*** Begin section ***

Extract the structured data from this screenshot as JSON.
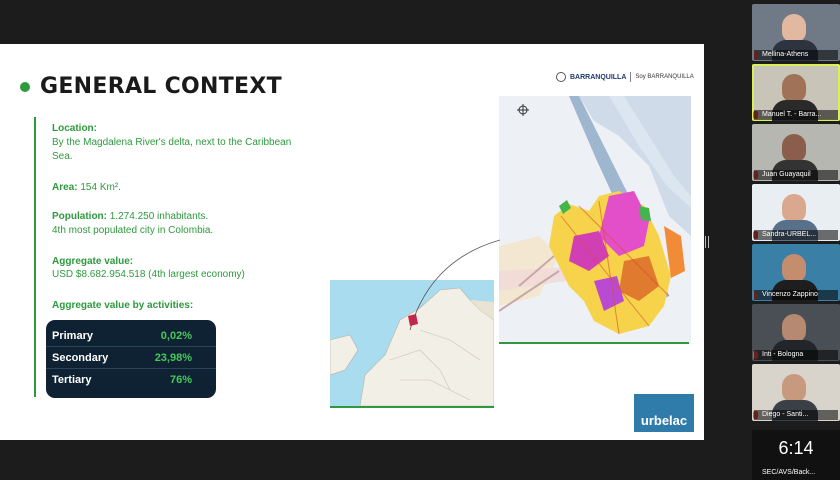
{
  "slide": {
    "title": "GENERAL CONTEXT",
    "logo_brand": "BARRANQUILLA",
    "logo_secondary": "Soy BARRANQUILLA",
    "location_label": "Location:",
    "location_line1": "By the Magdalena River's delta, next to the Caribbean",
    "location_line2": "Sea.",
    "area_label": "Area:",
    "area_value": "154 Km².",
    "population_label": "Population:",
    "population_value": "1.274.250 inhabitants.",
    "population_note": "4th most populated city in Colombia.",
    "aggregate_label": "Aggregate value:",
    "aggregate_value": "USD $8.682.954.518 (4th largest economy)",
    "activities_label": "Aggregate value by activities:",
    "activities": [
      {
        "name": "Primary",
        "value": "0,02%"
      },
      {
        "name": "Secondary",
        "value": "23,98%"
      },
      {
        "name": "Tertiary",
        "value": "76%"
      }
    ],
    "urbelac_logo": "urbelac"
  },
  "participants": [
    {
      "name": "Mellina-Athens"
    },
    {
      "name": "Manuel T. - Barra..."
    },
    {
      "name": "Juan Guayaquil"
    },
    {
      "name": "Sandra-URBEL..."
    },
    {
      "name": "Vincenzo Zappino"
    },
    {
      "name": "Inti - Bologna"
    },
    {
      "name": "Diego - Santi..."
    }
  ],
  "clock": "6:14",
  "last_participant": "SEC/AVS/Back..."
}
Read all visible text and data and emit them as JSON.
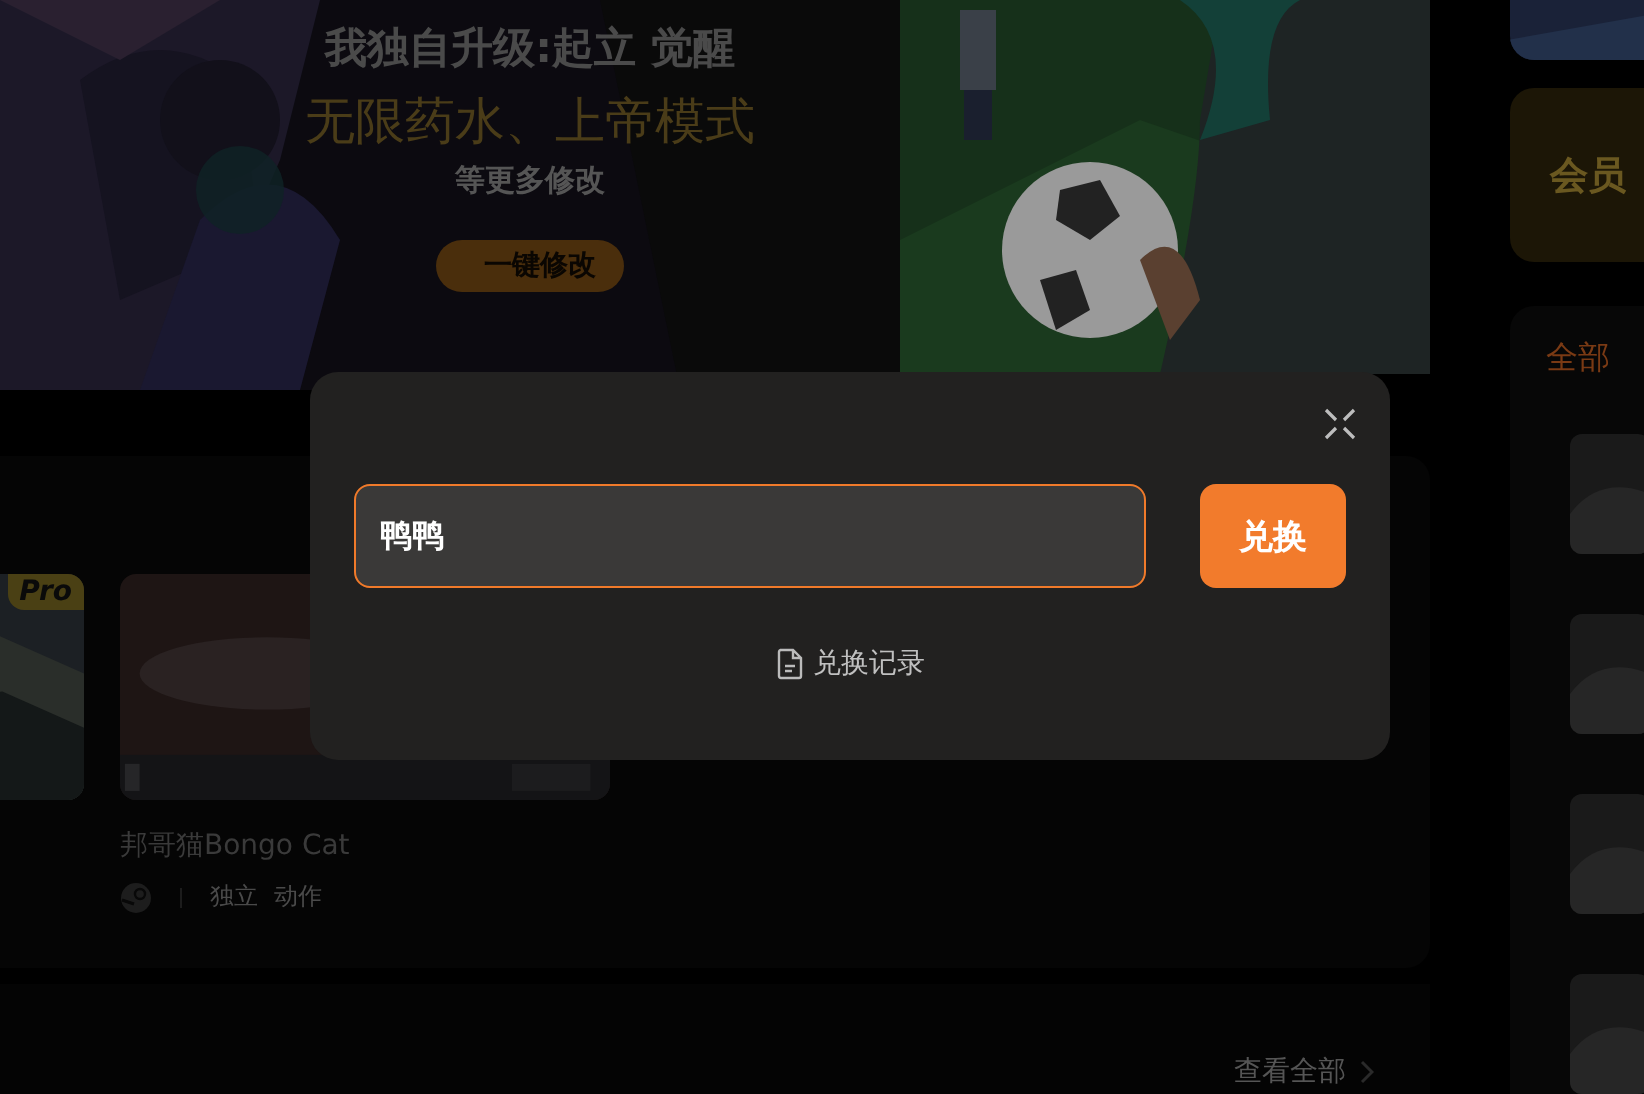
{
  "banner": {
    "title": "我独自升级:起立 觉醒",
    "subtitle": "无限药水、上帝模式",
    "note": "等更多修改",
    "button": "一键修改"
  },
  "sidebar": {
    "vip_label": "会员",
    "filter_tab": "全部"
  },
  "games": [
    {
      "badge": "Pro"
    },
    {
      "title": "邦哥猫Bongo Cat",
      "tags": [
        "独立",
        "动作"
      ]
    }
  ],
  "more_link": "查看全部",
  "dialog": {
    "code_input": {
      "value": "鸭鸭"
    },
    "redeem_button": "兑换",
    "history_link": "兑换记录"
  }
}
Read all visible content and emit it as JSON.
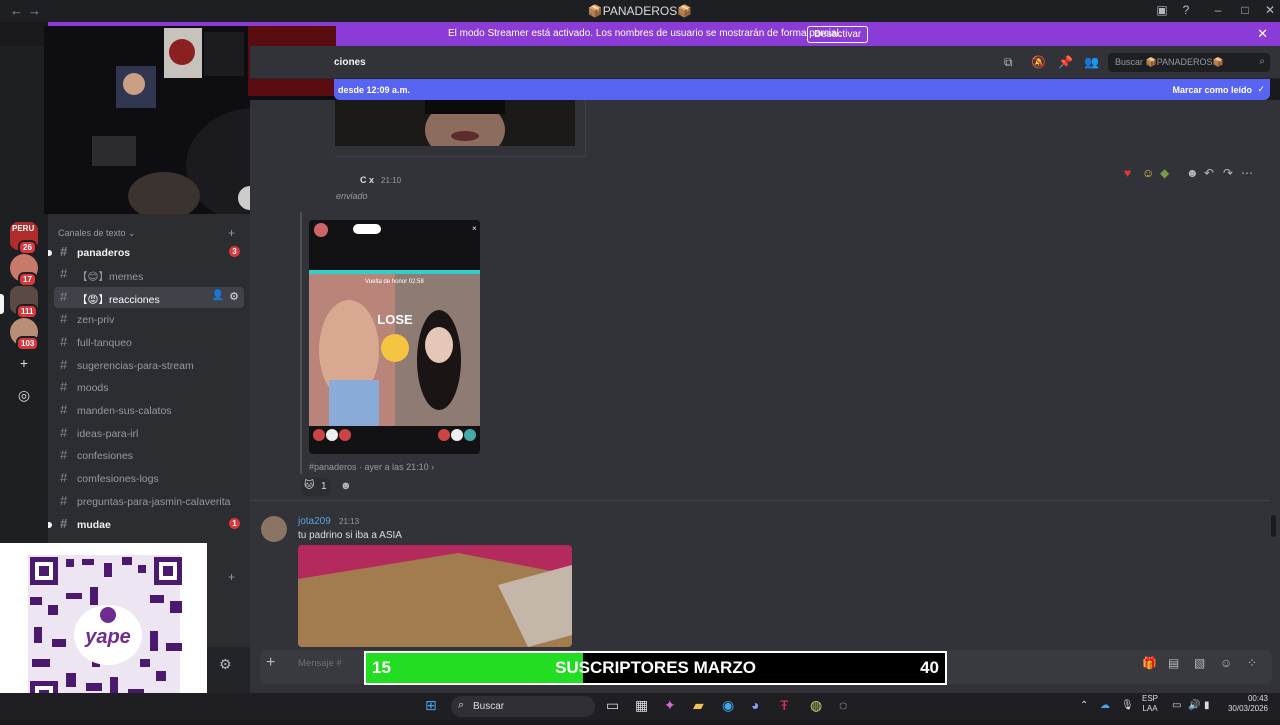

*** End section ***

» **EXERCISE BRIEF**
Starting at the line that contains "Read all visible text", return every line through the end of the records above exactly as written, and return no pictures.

» **ANSWER SPACE**
Read all visible text and data and emit them as JSON.
{
  "banner": {
    "title": "我独自升级:起立 觉醒",
    "subtitle": "无限药水、上帝模式",
    "note": "等更多修改",
    "button": "一键修改"
  },
  "sidebar": {
    "vip_label": "会员",
    "filter_tab": "全部"
  },
  "games": [
    {
      "badge": "Pro"
    },
    {
      "title": "邦哥猫Bongo Cat",
      "tags": [
        "独立",
        "动作"
      ]
    }
  ],
  "more_link": "查看全部",
  "dialog": {
    "code_input": {
      "value": "鸭鸭"
    },
    "redeem_button": "兑换",
    "history_link": "兑换记录"
  }
}
Read all visible content and emit it as JSON.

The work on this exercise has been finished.